[YOUR TASK]: Restate every line of the material, word for word.

[Start of Attachment]

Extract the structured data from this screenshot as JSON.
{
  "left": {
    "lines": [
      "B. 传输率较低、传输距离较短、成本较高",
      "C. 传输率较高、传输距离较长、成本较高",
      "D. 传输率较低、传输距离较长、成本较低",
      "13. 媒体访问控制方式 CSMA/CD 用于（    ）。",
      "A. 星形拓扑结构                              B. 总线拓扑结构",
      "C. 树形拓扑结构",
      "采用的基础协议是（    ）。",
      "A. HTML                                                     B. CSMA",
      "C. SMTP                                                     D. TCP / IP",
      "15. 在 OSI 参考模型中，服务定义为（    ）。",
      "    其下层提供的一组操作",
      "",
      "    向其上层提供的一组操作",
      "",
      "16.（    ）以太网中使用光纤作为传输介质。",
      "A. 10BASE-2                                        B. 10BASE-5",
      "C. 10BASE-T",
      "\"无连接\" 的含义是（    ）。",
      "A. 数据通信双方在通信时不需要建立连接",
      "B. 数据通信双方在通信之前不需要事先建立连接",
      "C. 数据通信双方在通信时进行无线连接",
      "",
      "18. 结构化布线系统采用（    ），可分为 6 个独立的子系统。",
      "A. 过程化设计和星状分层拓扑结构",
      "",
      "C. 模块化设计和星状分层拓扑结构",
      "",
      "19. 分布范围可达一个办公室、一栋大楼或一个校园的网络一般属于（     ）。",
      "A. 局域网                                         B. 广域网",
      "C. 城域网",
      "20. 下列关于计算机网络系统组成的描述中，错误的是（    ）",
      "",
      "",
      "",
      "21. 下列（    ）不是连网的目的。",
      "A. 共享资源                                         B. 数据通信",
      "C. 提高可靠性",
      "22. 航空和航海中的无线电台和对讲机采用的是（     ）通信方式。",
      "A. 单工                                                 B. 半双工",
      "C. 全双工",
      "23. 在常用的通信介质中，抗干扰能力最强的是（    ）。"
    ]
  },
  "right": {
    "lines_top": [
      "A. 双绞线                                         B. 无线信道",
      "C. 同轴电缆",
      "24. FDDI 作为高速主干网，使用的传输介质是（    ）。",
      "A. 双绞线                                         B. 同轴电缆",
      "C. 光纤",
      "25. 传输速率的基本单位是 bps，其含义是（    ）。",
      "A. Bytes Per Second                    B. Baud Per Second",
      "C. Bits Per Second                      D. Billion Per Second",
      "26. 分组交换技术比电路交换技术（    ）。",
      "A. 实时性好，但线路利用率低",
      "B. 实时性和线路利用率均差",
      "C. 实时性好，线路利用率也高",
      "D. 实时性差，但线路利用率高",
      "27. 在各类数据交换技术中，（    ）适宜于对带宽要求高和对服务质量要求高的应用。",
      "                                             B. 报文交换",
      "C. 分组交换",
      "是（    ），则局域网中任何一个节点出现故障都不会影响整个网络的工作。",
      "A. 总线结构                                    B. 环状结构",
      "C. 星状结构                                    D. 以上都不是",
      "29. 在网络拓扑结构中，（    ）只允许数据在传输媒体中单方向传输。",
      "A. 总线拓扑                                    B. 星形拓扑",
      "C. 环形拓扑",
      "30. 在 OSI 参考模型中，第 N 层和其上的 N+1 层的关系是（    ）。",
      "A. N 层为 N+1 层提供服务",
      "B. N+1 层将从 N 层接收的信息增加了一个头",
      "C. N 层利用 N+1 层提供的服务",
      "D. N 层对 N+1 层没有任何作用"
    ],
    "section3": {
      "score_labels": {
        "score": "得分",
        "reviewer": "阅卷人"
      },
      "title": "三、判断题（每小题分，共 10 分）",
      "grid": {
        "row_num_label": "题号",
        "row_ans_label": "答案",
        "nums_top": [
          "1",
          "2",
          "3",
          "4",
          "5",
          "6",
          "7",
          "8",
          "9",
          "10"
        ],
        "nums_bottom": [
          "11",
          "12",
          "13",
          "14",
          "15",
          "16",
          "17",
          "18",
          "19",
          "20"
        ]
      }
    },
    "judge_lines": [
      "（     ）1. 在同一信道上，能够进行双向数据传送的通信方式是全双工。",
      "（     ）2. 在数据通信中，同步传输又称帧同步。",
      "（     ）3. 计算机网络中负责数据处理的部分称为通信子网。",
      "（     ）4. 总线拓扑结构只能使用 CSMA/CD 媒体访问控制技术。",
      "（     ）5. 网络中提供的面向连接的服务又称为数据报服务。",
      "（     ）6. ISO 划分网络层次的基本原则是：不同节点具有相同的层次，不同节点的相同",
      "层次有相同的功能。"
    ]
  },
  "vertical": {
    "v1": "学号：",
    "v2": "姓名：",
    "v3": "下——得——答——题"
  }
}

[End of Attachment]

[SOLUTION FOR THIS EXERCISE]:
Extract the structured data from this screenshot as JSON.
{
  "left": {
    "lines": [
      "B. 传输率较低、传输距离较短、成本较高",
      "C. 传输率较高、传输距离较长、成本较高",
      "D. 传输率较低、传输距离较长、成本较低",
      "13. 媒体访问控制方式 CSMA/CD 用于（    ）。",
      "A. 星形拓扑结构                              B. 总线拓扑结构",
      "C. 树形拓扑结构",
      "采用的基础协议是（    ）。",
      "A. HTML                                                     B. CSMA",
      "C. SMTP                                                     D. TCP / IP",
      "15. 在 OSI 参考模型中，服务定义为（    ）。",
      "    其下层提供的一组操作",
      "",
      "    向其上层提供的一组操作",
      "",
      "16.（    ）以太网中使用光纤作为传输介质。",
      "A. 10BASE-2                                        B. 10BASE-5",
      "C. 10BASE-T",
      "\"无连接\" 的含义是（    ）。",
      "A. 数据通信双方在通信时不需要建立连接",
      "B. 数据通信双方在通信之前不需要事先建立连接",
      "C. 数据通信双方在通信时进行无线连接",
      "",
      "18. 结构化布线系统采用（    ），可分为 6 个独立的子系统。",
      "A. 过程化设计和星状分层拓扑结构",
      "",
      "C. 模块化设计和星状分层拓扑结构",
      "",
      "19. 分布范围可达一个办公室、一栋大楼或一个校园的网络一般属于（     ）。",
      "A. 局域网                                         B. 广域网",
      "C. 城域网",
      "20. 下列关于计算机网络系统组成的描述中，错误的是（    ）",
      "",
      "",
      "",
      "21. 下列（    ）不是连网的目的。",
      "A. 共享资源                                         B. 数据通信",
      "C. 提高可靠性",
      "22. 航空和航海中的无线电台和对讲机采用的是（     ）通信方式。",
      "A. 单工                                                 B. 半双工",
      "C. 全双工",
      "23. 在常用的通信介质中，抗干扰能力最强的是（    ）。"
    ]
  },
  "right": {
    "lines_top": [
      "A. 双绞线                                         B. 无线信道",
      "C. 同轴电缆",
      "24. FDDI 作为高速主干网，使用的传输介质是（    ）。",
      "A. 双绞线                                         B. 同轴电缆",
      "C. 光纤",
      "25. 传输速率的基本单位是 bps，其含义是（    ）。",
      "A. Bytes Per Second                    B. Baud Per Second",
      "C. Bits Per Second                      D. Billion Per Second",
      "26. 分组交换技术比电路交换技术（    ）。",
      "A. 实时性好，但线路利用率低",
      "B. 实时性和线路利用率均差",
      "C. 实时性好，线路利用率也高",
      "D. 实时性差，但线路利用率高",
      "27. 在各类数据交换技术中，（    ）适宜于对带宽要求高和对服务质量要求高的应用。",
      "                                             B. 报文交换",
      "C. 分组交换",
      "是（    ），则局域网中任何一个节点出现故障都不会影响整个网络的工作。",
      "A. 总线结构                                    B. 环状结构",
      "C. 星状结构                                    D. 以上都不是",
      "29. 在网络拓扑结构中，（    ）只允许数据在传输媒体中单方向传输。",
      "A. 总线拓扑                                    B. 星形拓扑",
      "C. 环形拓扑",
      "30. 在 OSI 参考模型中，第 N 层和其上的 N+1 层的关系是（    ）。",
      "A. N 层为 N+1 层提供服务",
      "B. N+1 层将从 N 层接收的信息增加了一个头",
      "C. N 层利用 N+1 层提供的服务",
      "D. N 层对 N+1 层没有任何作用"
    ],
    "section3": {
      "score_labels": {
        "score": "得分",
        "reviewer": "阅卷人"
      },
      "title": "三、判断题（每小题分，共 10 分）",
      "grid": {
        "row_num_label": "题号",
        "row_ans_label": "答案",
        "nums_top": [
          "1",
          "2",
          "3",
          "4",
          "5",
          "6",
          "7",
          "8",
          "9",
          "10"
        ],
        "nums_bottom": [
          "11",
          "12",
          "13",
          "14",
          "15",
          "16",
          "17",
          "18",
          "19",
          "20"
        ]
      }
    },
    "judge_lines": [
      "（     ）1. 在同一信道上，能够进行双向数据传送的通信方式是全双工。",
      "（     ）2. 在数据通信中，同步传输又称帧同步。",
      "（     ）3. 计算机网络中负责数据处理的部分称为通信子网。",
      "（     ）4. 总线拓扑结构只能使用 CSMA/CD 媒体访问控制技术。",
      "（     ）5. 网络中提供的面向连接的服务又称为数据报服务。",
      "（     ）6. ISO 划分网络层次的基本原则是：不同节点具有相同的层次，不同节点的相同",
      "层次有相同的功能。"
    ]
  },
  "vertical": {
    "v1": "学号：",
    "v2": "姓名：",
    "v3": "下——得——答——题"
  }
}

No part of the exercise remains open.